01020115105200.jpgThe combination of Delta Air Lines and Northwest Airlines creates the world’s largest airline and will quickly test the theory that a bigger carrier can effectively confront record fuel prices.

US carriers Delta Air Lines and Northwest Airlines are combining to form the world’s largest airline if regulators and stockholders approve the deal.

In short, the combination strategy is focused on squeezing enough operating efficiencies out of a huge global network — and likely from culling weak-performing domestic flights — to make a mammoth enterprise strong enough to survive the current fuel crunch.The third and fifth largest airlines will marry under the name Delta with a combined value of $17.7 billion, the two announced after their boards approved the merger yesterday.

The merger boasts the creation of the world’s largest airline in terms of fleet, destinations and total passengers.

“Combining Delta and Northwest will create a global flag carrier strongly positioned to compete with foreign airlines that are continuing to increase service to the country-region,” a joint statement said.

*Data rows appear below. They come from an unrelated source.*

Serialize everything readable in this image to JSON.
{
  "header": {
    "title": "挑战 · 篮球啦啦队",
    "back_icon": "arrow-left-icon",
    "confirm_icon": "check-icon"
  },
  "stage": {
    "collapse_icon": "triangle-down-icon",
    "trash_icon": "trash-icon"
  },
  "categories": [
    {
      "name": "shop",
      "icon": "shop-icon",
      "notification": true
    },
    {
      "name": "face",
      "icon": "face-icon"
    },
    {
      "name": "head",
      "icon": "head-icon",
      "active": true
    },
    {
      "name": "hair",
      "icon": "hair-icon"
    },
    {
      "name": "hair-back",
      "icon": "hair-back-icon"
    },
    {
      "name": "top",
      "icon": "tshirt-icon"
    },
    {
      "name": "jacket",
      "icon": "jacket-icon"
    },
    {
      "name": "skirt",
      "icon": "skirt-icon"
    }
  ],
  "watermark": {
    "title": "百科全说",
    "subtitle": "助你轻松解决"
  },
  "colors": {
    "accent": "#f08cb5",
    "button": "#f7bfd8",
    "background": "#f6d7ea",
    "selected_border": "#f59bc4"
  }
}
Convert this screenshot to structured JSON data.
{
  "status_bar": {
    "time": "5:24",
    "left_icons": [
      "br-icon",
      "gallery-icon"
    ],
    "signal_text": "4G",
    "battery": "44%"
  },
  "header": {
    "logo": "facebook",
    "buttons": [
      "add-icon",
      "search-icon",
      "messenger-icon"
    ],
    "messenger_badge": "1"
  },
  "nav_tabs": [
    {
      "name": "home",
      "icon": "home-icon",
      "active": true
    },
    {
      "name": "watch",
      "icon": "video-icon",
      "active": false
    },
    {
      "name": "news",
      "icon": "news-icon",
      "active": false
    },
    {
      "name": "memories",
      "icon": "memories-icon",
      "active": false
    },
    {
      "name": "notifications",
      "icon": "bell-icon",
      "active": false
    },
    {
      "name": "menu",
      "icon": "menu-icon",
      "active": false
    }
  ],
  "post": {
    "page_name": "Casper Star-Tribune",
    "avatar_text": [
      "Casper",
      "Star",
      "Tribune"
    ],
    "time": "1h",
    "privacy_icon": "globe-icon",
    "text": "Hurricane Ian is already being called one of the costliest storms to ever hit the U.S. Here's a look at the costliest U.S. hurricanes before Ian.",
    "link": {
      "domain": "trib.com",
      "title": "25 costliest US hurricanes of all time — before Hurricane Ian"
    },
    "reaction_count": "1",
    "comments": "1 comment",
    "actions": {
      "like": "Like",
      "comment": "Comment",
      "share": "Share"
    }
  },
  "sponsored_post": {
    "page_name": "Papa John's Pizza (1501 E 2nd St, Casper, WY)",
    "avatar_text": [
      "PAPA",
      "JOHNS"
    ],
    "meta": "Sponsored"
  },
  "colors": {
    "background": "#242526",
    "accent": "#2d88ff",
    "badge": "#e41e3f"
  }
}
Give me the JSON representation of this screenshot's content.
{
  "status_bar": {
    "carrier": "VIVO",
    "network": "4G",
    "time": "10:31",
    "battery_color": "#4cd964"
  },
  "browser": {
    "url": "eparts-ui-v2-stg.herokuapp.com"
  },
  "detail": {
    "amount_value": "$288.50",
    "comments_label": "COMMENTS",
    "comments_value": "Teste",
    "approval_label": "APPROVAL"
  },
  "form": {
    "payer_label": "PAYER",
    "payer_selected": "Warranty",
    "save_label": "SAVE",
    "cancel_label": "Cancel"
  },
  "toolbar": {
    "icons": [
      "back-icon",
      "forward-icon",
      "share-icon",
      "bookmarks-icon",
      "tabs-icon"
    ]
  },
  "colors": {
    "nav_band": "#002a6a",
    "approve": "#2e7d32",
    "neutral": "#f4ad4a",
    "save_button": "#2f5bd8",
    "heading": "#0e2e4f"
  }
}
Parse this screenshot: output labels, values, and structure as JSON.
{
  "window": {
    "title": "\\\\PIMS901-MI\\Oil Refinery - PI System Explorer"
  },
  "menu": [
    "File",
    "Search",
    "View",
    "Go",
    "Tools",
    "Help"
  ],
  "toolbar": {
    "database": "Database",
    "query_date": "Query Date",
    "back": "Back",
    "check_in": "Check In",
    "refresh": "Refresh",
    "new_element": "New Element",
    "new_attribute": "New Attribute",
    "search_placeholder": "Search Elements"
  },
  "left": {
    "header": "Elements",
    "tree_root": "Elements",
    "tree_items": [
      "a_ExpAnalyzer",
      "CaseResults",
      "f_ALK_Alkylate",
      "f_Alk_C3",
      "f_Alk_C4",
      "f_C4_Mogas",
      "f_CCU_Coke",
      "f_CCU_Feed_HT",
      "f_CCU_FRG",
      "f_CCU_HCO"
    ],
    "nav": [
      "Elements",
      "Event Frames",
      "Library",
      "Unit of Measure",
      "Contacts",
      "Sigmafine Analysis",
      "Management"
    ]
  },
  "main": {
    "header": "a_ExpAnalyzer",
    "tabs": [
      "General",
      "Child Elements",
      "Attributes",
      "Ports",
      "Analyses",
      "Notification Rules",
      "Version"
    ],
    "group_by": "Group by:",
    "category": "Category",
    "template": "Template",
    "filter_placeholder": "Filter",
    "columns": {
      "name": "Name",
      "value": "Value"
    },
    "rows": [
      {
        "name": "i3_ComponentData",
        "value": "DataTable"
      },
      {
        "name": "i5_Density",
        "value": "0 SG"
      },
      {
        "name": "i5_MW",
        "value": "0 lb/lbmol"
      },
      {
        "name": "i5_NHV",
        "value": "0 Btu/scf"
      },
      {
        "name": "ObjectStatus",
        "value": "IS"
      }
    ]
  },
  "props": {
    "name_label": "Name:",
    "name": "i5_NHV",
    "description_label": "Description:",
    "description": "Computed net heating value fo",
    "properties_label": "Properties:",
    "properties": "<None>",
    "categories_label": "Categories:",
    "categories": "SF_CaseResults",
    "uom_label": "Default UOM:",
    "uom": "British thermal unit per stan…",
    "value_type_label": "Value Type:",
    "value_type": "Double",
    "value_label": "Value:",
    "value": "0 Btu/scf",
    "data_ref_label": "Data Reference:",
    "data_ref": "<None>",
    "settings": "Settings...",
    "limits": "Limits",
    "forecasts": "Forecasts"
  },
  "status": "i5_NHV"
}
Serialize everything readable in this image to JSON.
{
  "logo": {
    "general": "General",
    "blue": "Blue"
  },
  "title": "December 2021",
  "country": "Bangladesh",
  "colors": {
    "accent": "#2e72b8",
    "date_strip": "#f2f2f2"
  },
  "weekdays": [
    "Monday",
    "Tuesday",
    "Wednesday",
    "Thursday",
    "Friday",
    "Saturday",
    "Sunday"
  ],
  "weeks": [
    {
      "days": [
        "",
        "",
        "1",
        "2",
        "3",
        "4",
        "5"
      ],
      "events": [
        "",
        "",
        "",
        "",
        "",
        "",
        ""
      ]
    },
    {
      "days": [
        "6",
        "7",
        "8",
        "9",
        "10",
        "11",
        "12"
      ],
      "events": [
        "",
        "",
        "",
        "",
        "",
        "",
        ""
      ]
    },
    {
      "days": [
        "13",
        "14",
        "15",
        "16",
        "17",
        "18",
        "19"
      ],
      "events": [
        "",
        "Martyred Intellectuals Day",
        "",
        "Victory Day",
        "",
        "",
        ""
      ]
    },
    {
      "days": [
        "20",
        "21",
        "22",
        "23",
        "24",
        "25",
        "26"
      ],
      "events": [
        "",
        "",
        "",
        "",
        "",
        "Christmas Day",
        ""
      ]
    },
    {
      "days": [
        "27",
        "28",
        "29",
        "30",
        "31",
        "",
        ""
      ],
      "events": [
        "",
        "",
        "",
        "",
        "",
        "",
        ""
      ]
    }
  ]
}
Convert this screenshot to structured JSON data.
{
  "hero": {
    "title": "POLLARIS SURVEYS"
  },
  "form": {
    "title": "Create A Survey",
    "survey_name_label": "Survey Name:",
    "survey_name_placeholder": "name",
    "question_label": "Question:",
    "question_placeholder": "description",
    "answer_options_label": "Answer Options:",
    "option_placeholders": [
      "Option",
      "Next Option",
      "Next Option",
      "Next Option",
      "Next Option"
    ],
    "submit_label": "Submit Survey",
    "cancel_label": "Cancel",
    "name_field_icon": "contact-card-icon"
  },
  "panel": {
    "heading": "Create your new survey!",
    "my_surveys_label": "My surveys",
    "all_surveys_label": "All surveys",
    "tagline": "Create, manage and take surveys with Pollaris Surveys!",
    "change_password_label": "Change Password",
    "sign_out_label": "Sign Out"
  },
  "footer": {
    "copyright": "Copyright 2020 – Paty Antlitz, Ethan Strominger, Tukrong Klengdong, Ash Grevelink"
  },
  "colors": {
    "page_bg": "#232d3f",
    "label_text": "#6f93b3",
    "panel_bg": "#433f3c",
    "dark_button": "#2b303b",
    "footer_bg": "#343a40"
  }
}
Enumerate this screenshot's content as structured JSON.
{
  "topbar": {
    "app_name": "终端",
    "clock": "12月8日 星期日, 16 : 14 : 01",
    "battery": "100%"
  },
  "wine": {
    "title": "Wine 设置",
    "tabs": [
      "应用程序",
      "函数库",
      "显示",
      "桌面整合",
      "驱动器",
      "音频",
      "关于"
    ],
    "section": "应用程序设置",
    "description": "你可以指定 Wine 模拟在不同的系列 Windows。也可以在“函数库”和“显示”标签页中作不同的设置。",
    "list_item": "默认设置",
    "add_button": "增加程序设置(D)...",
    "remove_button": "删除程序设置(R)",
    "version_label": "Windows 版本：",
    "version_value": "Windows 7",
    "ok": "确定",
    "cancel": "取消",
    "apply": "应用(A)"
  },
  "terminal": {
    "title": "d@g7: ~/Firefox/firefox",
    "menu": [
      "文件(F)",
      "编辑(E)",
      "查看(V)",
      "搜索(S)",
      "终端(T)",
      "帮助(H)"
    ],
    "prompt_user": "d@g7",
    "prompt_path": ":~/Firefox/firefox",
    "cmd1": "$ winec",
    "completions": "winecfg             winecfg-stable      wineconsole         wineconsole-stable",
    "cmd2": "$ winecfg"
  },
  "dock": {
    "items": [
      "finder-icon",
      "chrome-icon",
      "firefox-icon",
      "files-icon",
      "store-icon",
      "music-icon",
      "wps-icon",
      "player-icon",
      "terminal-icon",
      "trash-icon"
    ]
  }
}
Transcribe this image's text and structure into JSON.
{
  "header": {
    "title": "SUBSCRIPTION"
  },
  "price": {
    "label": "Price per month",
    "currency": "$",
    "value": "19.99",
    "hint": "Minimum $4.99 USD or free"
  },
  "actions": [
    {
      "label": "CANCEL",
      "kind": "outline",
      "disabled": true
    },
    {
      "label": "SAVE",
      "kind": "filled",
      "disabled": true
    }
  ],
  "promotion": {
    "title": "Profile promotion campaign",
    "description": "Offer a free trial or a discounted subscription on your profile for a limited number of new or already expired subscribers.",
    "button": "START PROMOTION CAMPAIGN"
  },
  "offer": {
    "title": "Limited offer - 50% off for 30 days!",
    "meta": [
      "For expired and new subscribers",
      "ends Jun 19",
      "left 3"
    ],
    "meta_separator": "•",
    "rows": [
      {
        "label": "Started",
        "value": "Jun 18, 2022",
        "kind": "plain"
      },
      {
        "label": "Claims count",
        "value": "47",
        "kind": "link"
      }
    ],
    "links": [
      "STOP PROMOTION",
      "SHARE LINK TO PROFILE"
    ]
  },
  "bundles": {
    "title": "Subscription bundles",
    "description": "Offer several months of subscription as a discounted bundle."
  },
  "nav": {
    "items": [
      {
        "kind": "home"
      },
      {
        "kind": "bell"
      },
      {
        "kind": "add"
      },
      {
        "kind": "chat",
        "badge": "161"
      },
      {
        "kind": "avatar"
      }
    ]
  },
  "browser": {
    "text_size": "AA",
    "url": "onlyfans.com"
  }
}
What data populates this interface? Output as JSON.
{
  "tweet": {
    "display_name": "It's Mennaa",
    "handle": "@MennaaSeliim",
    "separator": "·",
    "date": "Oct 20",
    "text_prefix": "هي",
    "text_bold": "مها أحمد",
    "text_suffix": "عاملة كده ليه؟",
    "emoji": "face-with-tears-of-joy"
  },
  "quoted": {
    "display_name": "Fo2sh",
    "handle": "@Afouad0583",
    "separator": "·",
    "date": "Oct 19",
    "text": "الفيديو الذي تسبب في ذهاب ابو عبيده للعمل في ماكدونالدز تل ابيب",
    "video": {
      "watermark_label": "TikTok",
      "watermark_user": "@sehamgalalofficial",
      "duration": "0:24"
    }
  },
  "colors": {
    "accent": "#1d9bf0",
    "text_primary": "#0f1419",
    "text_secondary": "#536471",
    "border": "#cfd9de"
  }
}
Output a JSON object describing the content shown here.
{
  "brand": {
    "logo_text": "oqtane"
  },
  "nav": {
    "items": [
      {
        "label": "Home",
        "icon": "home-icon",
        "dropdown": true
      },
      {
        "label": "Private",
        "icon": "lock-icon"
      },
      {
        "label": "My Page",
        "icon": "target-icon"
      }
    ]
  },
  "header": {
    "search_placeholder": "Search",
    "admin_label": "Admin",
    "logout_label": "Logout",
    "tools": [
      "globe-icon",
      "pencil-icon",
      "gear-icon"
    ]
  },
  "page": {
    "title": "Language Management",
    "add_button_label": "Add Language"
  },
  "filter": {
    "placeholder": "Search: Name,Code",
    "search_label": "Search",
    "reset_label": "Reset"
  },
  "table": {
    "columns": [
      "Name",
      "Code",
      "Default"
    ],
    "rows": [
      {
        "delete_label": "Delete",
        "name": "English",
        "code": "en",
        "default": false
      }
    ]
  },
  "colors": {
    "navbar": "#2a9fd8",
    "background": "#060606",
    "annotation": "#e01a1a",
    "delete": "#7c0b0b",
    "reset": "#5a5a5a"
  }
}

The terms of the all-stock transaction call for Northwest shareholders to receive 1.25 Delta shares for each Northwest share they own.

The deal was announced as skyrocketing fuel costs, a suffering economy and increasing dissatisfaction among travelers have put a chokehold on the airline industry.

Both Delta and Northwest emerged from Chapter 11 bankruptcy last year.

The transaction was forecast to generate more than $1bn in annual revenue, with one-time cash costs for integrating the two airlines also set at $1bn.

A Delta-Northwest merger, tipped for weeks, was complicated by opposition from pilots who could not reach agreement on a combined system for establishing seniority.

“Delta will use its best efforts to reach a combined Delta-Northwest pilot agreement, including resolution of pilot seniority integration, prior to the closing of the merger,” the statement said.

It cited staggering job losses and fuel prices that have doubled since last year as primary reasons for the merger.

“In an industry where the US network carriers have shed more than 150,000 jobs and lost more than $29bn since 2001, the combination of Delta and Northwest creates a company with a more resilient business model that is better able to withstand volatile fuel prices than either can on a standalone basis,” it said.

The merger must be approved by shareholders of both companies and is subject to antitrust review, a process that is expected to be completed later this year, Delta said.

The merger would increase international and domestic reach without reducing the number of hubs, serving “140 small communities in the